Problem statement >>
Copy out the entries exactly, and wherever a picture appears, leave it out.

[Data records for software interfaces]
==================================================

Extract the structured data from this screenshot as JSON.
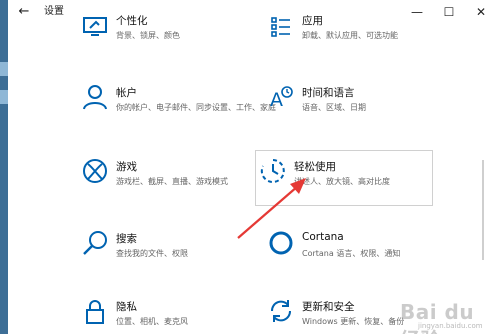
{
  "window": {
    "title": "设置",
    "back_label": "←",
    "minimize": "—",
    "maximize": "☐",
    "close": "✕"
  },
  "tiles": {
    "personalization": {
      "title": "个性化",
      "desc": "背景、锁屏、颜色"
    },
    "devices_top": {
      "title": "应用",
      "desc": "卸载、默认应用、可选功能"
    },
    "accounts": {
      "title": "帐户",
      "desc": "你的帐户、电子邮件、同步设置、工作、家庭"
    },
    "time_language": {
      "title": "时间和语言",
      "desc": "语音、区域、日期"
    },
    "gaming": {
      "title": "游戏",
      "desc": "游戏栏、截屏、直播、游戏模式"
    },
    "ease_of_access": {
      "title": "轻松使用",
      "desc": "讲述人、放大镜、高对比度"
    },
    "search": {
      "title": "搜索",
      "desc": "查找我的文件、权限"
    },
    "cortana": {
      "title": "Cortana",
      "desc": "Cortana 语言、权限、通知"
    },
    "privacy": {
      "title": "隐私",
      "desc": "位置、相机、麦克风"
    },
    "update_security": {
      "title": "更新和安全",
      "desc": "Windows 更新、恢复、备份"
    }
  },
  "watermark": {
    "text": "Bai du 经验",
    "sub": "jingyan.baidu.com"
  },
  "colors": {
    "accent": "#0063b1",
    "arrow": "#e53935"
  }
}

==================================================

Written response >>
Extract the structured data from this screenshot as JSON.
{
  "window": {
    "title": "设置",
    "back_label": "←",
    "minimize": "—",
    "maximize": "☐",
    "close": "✕"
  },
  "tiles": {
    "personalization": {
      "title": "个性化",
      "desc": "背景、锁屏、颜色"
    },
    "devices_top": {
      "title": "应用",
      "desc": "卸载、默认应用、可选功能"
    },
    "accounts": {
      "title": "帐户",
      "desc": "你的帐户、电子邮件、同步设置、工作、家庭"
    },
    "time_language": {
      "title": "时间和语言",
      "desc": "语音、区域、日期"
    },
    "gaming": {
      "title": "游戏",
      "desc": "游戏栏、截屏、直播、游戏模式"
    },
    "ease_of_access": {
      "title": "轻松使用",
      "desc": "讲述人、放大镜、高对比度"
    },
    "search": {
      "title": "搜索",
      "desc": "查找我的文件、权限"
    },
    "cortana": {
      "title": "Cortana",
      "desc": "Cortana 语言、权限、通知"
    },
    "privacy": {
      "title": "隐私",
      "desc": "位置、相机、麦克风"
    },
    "update_security": {
      "title": "更新和安全",
      "desc": "Windows 更新、恢复、备份"
    }
  },
  "watermark": {
    "text": "Bai du 经验",
    "sub": "jingyan.baidu.com"
  },
  "colors": {
    "accent": "#0063b1",
    "arrow": "#e53935"
  }
}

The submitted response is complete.